Work instruction: Look through the listing for the string "Basket" and copy out every line that holds it.

::::

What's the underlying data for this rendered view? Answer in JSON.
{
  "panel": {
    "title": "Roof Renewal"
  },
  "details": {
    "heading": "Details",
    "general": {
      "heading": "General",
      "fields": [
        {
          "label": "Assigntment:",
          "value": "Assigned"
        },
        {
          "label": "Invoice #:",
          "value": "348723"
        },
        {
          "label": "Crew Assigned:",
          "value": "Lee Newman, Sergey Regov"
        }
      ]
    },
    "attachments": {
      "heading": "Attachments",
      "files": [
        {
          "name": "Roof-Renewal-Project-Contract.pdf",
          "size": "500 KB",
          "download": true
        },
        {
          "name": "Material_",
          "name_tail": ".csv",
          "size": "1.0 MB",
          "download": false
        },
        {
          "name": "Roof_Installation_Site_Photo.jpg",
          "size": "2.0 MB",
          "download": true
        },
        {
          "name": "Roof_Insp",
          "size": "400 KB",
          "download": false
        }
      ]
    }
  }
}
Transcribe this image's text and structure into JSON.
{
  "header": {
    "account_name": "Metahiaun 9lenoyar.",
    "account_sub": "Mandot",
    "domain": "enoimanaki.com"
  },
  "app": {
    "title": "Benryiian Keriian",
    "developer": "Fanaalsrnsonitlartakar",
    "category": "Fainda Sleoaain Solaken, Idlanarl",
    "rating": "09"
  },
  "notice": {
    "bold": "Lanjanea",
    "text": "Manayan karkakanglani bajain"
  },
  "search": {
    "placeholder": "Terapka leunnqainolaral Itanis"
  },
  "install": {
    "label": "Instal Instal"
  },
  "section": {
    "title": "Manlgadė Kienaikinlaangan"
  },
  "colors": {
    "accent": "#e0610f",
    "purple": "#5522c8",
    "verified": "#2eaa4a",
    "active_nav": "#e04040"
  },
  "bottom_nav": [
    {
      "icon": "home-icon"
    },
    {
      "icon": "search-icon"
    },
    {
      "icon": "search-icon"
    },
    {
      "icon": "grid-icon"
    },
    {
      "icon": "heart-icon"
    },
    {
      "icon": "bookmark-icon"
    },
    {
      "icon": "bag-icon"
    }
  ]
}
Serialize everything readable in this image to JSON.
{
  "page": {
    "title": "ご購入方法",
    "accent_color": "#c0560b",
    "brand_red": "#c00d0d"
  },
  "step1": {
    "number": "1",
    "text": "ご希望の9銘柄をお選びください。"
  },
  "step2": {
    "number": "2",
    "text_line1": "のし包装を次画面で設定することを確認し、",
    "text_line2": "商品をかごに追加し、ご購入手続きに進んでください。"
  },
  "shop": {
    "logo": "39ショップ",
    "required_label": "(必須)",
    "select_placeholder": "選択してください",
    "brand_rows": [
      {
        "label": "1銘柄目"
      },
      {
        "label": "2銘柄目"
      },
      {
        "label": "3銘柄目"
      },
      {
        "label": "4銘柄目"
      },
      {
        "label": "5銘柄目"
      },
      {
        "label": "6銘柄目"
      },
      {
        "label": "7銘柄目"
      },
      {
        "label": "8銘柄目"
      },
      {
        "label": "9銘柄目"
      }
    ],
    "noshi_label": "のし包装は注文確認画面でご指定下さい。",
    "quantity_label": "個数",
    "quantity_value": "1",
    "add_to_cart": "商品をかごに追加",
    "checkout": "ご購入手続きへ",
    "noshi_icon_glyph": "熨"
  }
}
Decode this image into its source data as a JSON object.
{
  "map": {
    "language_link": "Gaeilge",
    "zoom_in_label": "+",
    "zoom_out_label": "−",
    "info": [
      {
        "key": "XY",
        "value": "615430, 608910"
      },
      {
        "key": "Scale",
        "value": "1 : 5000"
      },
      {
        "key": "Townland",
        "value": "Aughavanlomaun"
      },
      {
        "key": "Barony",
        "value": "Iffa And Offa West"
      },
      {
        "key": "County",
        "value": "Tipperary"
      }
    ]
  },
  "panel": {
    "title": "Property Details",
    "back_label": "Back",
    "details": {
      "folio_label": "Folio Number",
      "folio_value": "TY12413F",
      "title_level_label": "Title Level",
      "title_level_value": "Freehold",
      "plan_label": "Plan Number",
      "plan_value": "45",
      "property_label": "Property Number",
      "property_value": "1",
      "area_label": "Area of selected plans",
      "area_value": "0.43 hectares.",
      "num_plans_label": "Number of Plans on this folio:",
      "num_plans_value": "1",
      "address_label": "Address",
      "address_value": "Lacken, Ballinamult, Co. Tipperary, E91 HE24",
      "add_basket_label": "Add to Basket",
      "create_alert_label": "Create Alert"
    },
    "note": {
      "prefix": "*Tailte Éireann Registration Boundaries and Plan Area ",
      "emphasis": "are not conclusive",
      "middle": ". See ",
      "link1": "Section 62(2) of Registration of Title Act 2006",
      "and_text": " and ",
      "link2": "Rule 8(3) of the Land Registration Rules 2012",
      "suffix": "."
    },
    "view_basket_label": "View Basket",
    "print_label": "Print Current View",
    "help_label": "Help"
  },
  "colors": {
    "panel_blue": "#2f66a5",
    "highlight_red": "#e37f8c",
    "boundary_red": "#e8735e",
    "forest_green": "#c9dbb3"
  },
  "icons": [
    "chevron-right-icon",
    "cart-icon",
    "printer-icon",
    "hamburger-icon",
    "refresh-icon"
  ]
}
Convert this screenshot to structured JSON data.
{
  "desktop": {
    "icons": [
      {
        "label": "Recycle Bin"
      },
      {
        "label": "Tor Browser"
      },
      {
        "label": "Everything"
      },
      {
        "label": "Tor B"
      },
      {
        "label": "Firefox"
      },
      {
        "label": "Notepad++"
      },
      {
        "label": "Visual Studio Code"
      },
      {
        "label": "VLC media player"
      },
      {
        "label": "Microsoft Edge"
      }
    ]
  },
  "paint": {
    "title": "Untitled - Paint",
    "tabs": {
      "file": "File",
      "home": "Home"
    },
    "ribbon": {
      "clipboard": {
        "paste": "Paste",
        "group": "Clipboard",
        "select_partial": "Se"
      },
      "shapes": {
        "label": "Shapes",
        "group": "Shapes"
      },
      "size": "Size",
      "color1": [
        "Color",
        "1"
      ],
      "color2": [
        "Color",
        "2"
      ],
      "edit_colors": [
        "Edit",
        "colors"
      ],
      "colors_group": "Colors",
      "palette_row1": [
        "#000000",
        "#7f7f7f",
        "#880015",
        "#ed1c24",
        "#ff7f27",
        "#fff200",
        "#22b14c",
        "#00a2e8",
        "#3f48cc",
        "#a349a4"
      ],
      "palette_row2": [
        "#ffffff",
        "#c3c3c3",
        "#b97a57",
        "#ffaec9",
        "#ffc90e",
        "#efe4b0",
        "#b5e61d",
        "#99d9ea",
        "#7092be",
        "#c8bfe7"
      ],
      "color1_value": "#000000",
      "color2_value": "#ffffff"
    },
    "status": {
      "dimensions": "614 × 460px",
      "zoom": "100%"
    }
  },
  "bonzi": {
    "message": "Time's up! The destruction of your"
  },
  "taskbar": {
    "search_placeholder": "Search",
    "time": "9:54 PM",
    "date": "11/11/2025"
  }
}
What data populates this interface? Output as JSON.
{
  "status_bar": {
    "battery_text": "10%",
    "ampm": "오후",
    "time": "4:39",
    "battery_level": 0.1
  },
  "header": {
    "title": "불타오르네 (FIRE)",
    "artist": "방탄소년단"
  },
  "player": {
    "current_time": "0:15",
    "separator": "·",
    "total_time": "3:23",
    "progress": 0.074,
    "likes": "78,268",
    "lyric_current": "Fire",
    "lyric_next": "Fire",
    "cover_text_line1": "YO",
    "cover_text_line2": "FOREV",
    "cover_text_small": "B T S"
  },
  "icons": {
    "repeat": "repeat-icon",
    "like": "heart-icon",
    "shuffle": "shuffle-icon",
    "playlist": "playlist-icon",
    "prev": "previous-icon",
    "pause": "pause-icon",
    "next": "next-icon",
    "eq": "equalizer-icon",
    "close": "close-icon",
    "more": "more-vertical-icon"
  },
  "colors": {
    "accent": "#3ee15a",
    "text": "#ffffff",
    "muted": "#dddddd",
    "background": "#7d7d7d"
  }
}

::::

Result of this task:
      "add_basket_label": "Add to Basket",
    "view_basket_label": "View Basket",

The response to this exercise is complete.